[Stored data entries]
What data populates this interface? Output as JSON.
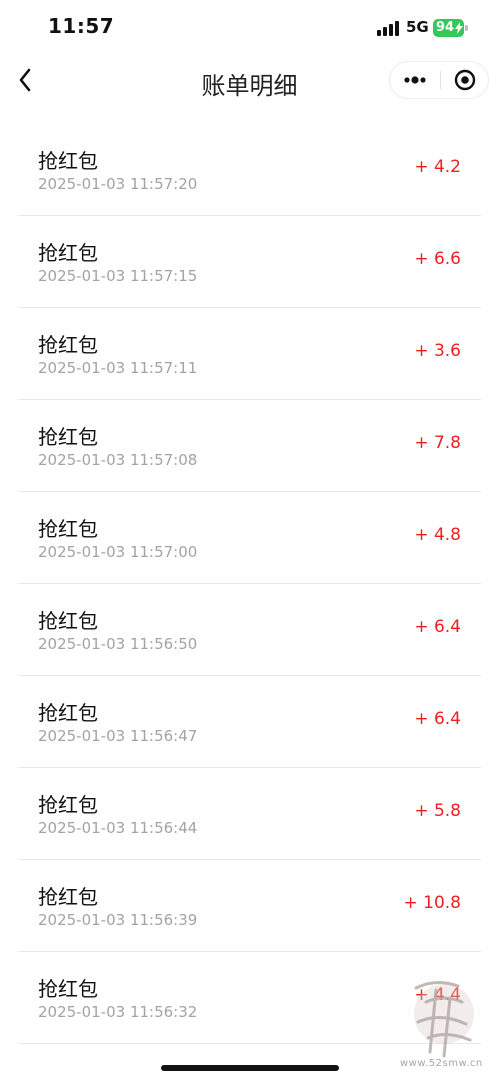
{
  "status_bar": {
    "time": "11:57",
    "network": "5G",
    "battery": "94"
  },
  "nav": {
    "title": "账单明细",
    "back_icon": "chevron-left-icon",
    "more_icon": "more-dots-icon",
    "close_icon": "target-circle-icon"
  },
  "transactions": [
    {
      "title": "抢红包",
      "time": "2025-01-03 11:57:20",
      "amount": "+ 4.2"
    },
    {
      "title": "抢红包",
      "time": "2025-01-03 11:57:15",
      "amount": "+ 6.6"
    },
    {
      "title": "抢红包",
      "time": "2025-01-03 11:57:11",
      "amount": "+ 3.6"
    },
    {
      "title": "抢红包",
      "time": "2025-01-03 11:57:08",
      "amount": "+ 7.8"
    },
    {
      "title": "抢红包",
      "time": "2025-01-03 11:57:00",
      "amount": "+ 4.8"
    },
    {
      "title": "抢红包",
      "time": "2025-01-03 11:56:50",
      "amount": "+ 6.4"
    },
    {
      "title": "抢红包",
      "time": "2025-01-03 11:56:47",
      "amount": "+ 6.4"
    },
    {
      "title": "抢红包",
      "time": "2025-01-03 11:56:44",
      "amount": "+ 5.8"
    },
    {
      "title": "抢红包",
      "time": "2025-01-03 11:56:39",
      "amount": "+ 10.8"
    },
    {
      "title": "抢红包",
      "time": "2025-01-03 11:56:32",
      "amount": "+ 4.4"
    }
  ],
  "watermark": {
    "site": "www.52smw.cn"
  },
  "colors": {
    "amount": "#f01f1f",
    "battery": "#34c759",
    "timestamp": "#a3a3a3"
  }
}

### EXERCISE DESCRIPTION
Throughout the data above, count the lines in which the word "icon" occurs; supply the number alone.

### EXERCISE SOLUTION
3